====== SOURCE INFORMATION ======
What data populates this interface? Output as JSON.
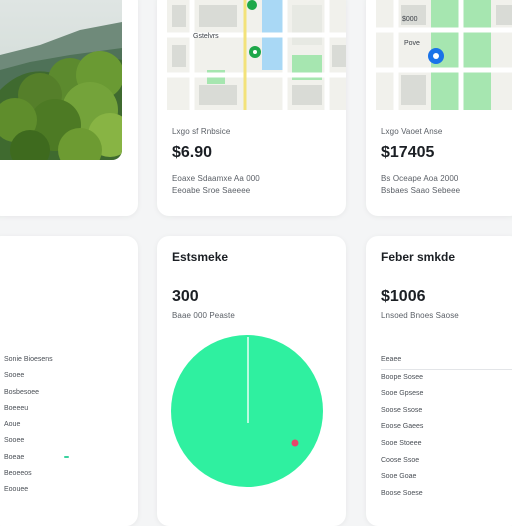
{
  "cards": [
    {
      "id": "landscape",
      "type": "image",
      "icon": "landscape-photo"
    },
    {
      "id": "map1",
      "map_label": "Gstelvrs",
      "map_label_2": "",
      "label": "Lxgo sf Rnbsice",
      "value": "$6.90",
      "sub": "Eoaxe Sdaamxe Aa 000",
      "sub2": "Eeoabe Sroe Saeeee"
    },
    {
      "id": "map2",
      "map_label": "$000",
      "map_label_2": "Pove",
      "label": "Lxgo Vaoet Anse",
      "value": "$17405",
      "sub": "Bs Oceape Aoa 2000",
      "sub2": "Bsbaes Saao Sebeee"
    }
  ],
  "left_list": {
    "items": [
      "Sonie Bioesens",
      "Sooee",
      "Bosbesoee",
      "Boeeeu",
      "Aoue",
      "Sooee",
      "Boeae",
      "Beoeeos",
      "Eoouee"
    ]
  },
  "chart_card": {
    "title": "Estsmeke",
    "value": "300",
    "sub": "Baae 000 Peaste",
    "colors": {
      "circle": "#2ff0a0",
      "marker": "#e8456a"
    }
  },
  "right_card": {
    "title": "Feber smkde",
    "value": "$1006",
    "sub": "Lnsoed Bnoes Saose",
    "list_head": "Eeaee",
    "list": [
      "Boope Sosee",
      "Sooe Gpsese",
      "Soose Ssose",
      "Eoose Gaees",
      "Sooe Stoeee",
      "Coose Ssoe",
      "Sooe Goae",
      "Boose Soese"
    ]
  },
  "colors": {
    "map_green": "#a6e6b0",
    "map_water": "#a9d8f5",
    "map_road": "#ffffff",
    "map_yellow": "#f3e27a",
    "pin_green": "#1ea84a",
    "pin_blue": "#1a73e8"
  }
}
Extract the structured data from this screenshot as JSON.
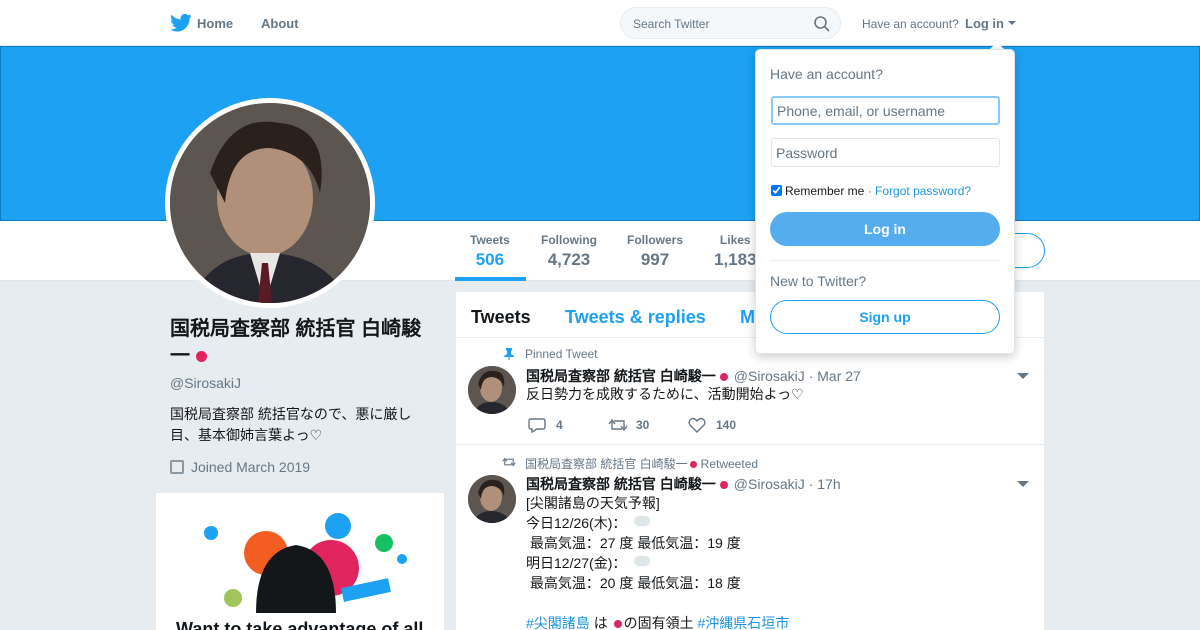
{
  "nav": {
    "home_label": "Home",
    "about_label": "About",
    "search_placeholder": "Search Twitter",
    "have_account_text": "Have an account?",
    "login_label": "Log in"
  },
  "colors": {
    "brand": "#1da1f2",
    "banner": "#1da1f2",
    "login_button": "#55acee",
    "link": "#1b95e0"
  },
  "profile": {
    "name": "国税局査察部 統括官 白崎駿一",
    "handle": "@SirosakiJ",
    "bio": "国税局査察部 統括官なので、悪に厳し目、基本御姉言葉よっ♡",
    "joined": "Joined March 2019"
  },
  "stats": [
    {
      "label": "Tweets",
      "value": "506"
    },
    {
      "label": "Following",
      "value": "4,723"
    },
    {
      "label": "Followers",
      "value": "997"
    },
    {
      "label": "Likes",
      "value": "1,183"
    }
  ],
  "promo": {
    "title": "Want to take advantage of all"
  },
  "tabs": [
    {
      "label": "Tweets"
    },
    {
      "label": "Tweets & replies"
    },
    {
      "label": "M"
    }
  ],
  "tweets": [
    {
      "context": "Pinned Tweet",
      "author": "国税局査察部 統括官 白崎駿一",
      "handle": "@SirosakiJ",
      "time": "Mar 27",
      "text": "反日勢力を成敗するために、活動開始よっ♡",
      "replies": "4",
      "retweets": "30",
      "likes": "140"
    },
    {
      "context_name": "国税局査察部 統括官 白崎駿一",
      "context": "Retweeted",
      "author": "国税局査察部 統括官 白崎駿一",
      "handle": "@SirosakiJ",
      "time": "17h",
      "lines": [
        "[尖閣諸島の天気予報]",
        "今日12/26(木)：",
        " 最高気温：27 度 最低気温：19 度",
        "明日12/27(金)：",
        " 最高気温：20 度 最低気温：18 度"
      ],
      "hashtag1": "#尖閣諸島",
      "mid_text": "は",
      "mid_text2": "の固有領土",
      "hashtag2": "#沖縄県石垣市"
    }
  ],
  "login_dropdown": {
    "title": "Have an account?",
    "username_placeholder": "Phone, email, or username",
    "password_placeholder": "Password",
    "remember_label": "Remember me",
    "separator": "·",
    "forgot_label": "Forgot password?",
    "login_button": "Log in",
    "new_text": "New to Twitter?",
    "signup_button": "Sign up"
  }
}
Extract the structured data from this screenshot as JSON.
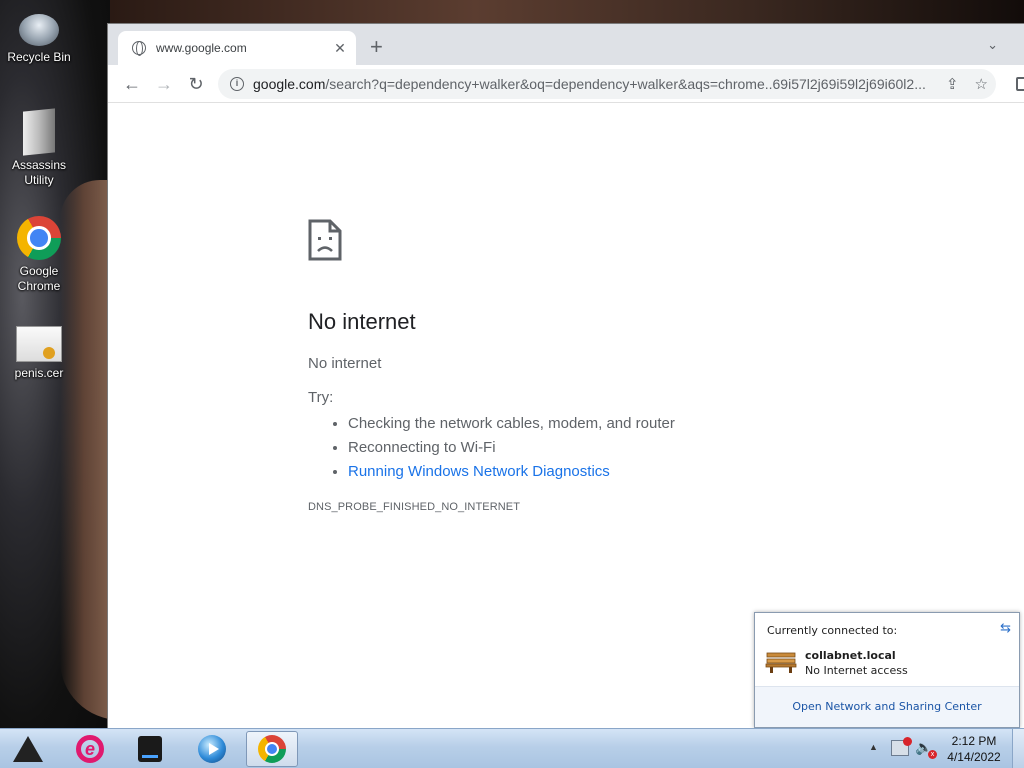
{
  "desktop": {
    "icons": [
      {
        "label": "Recycle Bin"
      },
      {
        "label": "Assassins Utility"
      },
      {
        "label": "Google Chrome"
      },
      {
        "label": "penis.cer"
      }
    ]
  },
  "browser": {
    "tab": {
      "title": "www.google.com",
      "close": "✕"
    },
    "new_tab": "+",
    "tab_menu": "⌄",
    "nav": {
      "back": "←",
      "forward": "→",
      "reload": "↻"
    },
    "omnibox": {
      "domain": "google.com",
      "path": "/search?q=dependency+walker&oq=dependency+walker&aqs=chrome..69i57l2j69i59l2j69i60l2...",
      "info_icon": "i",
      "share_icon": "⇪",
      "star_icon": "☆"
    }
  },
  "error_page": {
    "title": "No internet",
    "subtitle": "No internet",
    "try_label": "Try:",
    "suggestions": [
      "Checking the network cables, modem, and router",
      "Reconnecting to Wi-Fi"
    ],
    "diagnostics_link": "Running Windows Network Diagnostics",
    "error_code": "DNS_PROBE_FINISHED_NO_INTERNET"
  },
  "network_popup": {
    "header": "Currently connected to:",
    "refresh_icon": "⇆",
    "network_name": "collabnet.local",
    "network_status": "No Internet access",
    "footer_link": "Open Network and Sharing Center"
  },
  "taskbar": {
    "ie_glyph": "e",
    "volume_glyph": "🔈",
    "volume_x": "x",
    "tray_arrow": "▲",
    "time": "2:12 PM",
    "date": "4/14/2022"
  },
  "colors": {
    "link": "#1a73e8",
    "error_text": "#5f6368",
    "taskbar": "#b8cfe8"
  }
}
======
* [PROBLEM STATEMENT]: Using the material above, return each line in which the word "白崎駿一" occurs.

* [OUTPUT OF THE TASK]:
    "name": "国税局査察部 統括官 白崎駿一",
      "author": "国税局査察部 統括官 白崎駿一",
      "context_name": "国税局査察部 統括官 白崎駿一",
      "author": "国税局査察部 統括官 白崎駿一",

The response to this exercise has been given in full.